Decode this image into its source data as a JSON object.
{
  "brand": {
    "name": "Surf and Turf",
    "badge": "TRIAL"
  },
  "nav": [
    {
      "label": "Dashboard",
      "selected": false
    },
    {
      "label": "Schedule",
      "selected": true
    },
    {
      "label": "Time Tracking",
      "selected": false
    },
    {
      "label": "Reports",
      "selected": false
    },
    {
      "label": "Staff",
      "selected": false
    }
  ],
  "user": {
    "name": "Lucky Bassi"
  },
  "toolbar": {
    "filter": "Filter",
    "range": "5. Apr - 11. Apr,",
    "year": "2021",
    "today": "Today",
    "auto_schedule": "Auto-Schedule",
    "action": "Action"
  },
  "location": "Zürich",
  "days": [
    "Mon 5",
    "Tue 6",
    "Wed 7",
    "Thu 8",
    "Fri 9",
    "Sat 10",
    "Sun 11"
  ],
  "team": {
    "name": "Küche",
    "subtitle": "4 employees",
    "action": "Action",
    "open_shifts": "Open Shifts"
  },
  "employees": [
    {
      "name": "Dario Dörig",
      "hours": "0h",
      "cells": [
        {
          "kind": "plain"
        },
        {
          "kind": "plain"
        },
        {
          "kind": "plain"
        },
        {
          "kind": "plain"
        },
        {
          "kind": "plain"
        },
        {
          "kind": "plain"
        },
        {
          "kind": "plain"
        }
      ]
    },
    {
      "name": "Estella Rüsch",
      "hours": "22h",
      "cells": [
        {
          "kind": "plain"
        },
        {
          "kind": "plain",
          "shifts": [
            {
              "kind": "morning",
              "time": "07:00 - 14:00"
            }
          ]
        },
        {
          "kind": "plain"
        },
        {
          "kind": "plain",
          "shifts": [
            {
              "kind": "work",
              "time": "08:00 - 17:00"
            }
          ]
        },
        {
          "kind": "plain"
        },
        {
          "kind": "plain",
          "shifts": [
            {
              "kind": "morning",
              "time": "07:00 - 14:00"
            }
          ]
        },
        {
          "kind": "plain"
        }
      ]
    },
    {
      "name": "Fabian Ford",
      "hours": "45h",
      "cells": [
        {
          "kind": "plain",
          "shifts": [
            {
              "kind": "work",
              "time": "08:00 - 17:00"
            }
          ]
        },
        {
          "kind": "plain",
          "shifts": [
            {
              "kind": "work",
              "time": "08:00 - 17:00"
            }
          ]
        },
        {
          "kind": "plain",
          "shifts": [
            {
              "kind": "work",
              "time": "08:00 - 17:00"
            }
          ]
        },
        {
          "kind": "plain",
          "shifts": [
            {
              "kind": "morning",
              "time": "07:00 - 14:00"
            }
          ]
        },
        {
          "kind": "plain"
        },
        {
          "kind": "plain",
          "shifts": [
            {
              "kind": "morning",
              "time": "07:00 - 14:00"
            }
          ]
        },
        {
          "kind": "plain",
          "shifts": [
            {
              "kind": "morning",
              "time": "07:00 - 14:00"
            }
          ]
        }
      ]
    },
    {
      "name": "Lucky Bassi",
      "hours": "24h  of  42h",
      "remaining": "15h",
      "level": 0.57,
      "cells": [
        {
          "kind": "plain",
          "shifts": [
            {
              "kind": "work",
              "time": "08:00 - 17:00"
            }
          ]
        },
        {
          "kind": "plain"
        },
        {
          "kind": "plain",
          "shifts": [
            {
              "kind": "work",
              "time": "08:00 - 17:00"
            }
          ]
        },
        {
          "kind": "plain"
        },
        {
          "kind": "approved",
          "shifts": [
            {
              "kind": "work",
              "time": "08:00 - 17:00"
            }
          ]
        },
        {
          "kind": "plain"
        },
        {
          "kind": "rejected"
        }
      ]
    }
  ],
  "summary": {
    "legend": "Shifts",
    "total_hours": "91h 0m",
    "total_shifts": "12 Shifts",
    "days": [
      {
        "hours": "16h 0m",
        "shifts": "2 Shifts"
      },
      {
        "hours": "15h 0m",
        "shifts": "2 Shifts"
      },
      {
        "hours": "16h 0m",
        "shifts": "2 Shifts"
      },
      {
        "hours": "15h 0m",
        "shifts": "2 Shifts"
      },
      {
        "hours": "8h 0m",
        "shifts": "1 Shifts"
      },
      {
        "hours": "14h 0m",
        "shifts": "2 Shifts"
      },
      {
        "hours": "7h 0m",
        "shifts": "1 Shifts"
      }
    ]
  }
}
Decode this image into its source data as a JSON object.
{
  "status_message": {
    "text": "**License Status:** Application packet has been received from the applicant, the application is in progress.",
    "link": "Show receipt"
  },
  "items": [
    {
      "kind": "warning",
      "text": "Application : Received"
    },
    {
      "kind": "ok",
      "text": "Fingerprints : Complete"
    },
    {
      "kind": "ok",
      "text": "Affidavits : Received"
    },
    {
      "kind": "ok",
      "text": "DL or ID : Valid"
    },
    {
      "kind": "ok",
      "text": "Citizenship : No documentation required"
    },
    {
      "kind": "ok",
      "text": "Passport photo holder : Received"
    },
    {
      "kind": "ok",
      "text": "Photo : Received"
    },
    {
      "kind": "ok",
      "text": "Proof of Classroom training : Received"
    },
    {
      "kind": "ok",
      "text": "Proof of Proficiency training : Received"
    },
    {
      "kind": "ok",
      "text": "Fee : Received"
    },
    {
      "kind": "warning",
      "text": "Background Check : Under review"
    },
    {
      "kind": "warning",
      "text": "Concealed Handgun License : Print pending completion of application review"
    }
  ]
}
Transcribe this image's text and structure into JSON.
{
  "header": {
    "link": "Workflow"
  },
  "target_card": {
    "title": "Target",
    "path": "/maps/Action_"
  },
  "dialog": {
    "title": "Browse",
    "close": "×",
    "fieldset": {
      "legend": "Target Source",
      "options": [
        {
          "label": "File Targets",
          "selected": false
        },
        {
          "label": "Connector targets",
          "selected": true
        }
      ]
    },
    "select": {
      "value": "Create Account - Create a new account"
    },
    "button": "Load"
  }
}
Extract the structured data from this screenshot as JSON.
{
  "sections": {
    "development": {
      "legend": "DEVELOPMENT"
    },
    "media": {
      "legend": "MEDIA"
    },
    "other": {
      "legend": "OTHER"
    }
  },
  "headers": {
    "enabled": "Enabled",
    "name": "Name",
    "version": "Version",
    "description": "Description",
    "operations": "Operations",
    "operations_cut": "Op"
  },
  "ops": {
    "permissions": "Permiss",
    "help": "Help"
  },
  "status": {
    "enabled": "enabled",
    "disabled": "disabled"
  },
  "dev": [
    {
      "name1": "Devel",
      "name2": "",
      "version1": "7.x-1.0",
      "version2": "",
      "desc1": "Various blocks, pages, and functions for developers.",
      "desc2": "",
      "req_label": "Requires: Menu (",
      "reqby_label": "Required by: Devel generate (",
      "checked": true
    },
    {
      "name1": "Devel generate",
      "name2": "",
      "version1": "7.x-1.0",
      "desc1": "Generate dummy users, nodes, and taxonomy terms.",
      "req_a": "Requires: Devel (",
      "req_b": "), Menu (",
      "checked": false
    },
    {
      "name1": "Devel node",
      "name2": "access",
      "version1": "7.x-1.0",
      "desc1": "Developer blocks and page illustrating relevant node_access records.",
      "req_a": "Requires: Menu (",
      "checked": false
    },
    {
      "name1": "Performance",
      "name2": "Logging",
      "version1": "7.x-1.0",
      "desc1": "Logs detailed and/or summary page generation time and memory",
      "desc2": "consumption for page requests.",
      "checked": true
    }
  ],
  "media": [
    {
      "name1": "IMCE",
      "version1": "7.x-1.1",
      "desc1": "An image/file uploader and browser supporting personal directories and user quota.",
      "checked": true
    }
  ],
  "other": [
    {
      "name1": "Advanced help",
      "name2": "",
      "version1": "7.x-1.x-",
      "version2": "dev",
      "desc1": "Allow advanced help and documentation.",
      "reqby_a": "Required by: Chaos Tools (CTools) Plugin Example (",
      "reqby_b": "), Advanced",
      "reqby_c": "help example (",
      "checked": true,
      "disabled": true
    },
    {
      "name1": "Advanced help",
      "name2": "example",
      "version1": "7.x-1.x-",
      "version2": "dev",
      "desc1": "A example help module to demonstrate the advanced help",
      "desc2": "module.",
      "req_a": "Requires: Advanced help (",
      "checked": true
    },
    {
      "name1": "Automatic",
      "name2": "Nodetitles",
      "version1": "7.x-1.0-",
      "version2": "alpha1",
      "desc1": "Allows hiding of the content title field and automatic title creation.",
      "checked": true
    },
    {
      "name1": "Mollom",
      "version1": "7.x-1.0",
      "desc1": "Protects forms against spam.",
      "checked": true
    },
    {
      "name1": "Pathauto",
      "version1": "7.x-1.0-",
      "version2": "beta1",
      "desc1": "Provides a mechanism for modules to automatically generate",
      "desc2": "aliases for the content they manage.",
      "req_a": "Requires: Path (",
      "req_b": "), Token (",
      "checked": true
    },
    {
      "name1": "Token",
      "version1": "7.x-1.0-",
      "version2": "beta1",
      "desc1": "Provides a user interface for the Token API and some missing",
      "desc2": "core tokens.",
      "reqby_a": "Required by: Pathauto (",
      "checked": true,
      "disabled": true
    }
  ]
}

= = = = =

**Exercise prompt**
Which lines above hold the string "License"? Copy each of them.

**Output of the task**
    "text": "**License Status:** Application packet has been received from the applicant, the application is in progress.",
      "text": "Concealed Handgun License : Print pending completion of application review"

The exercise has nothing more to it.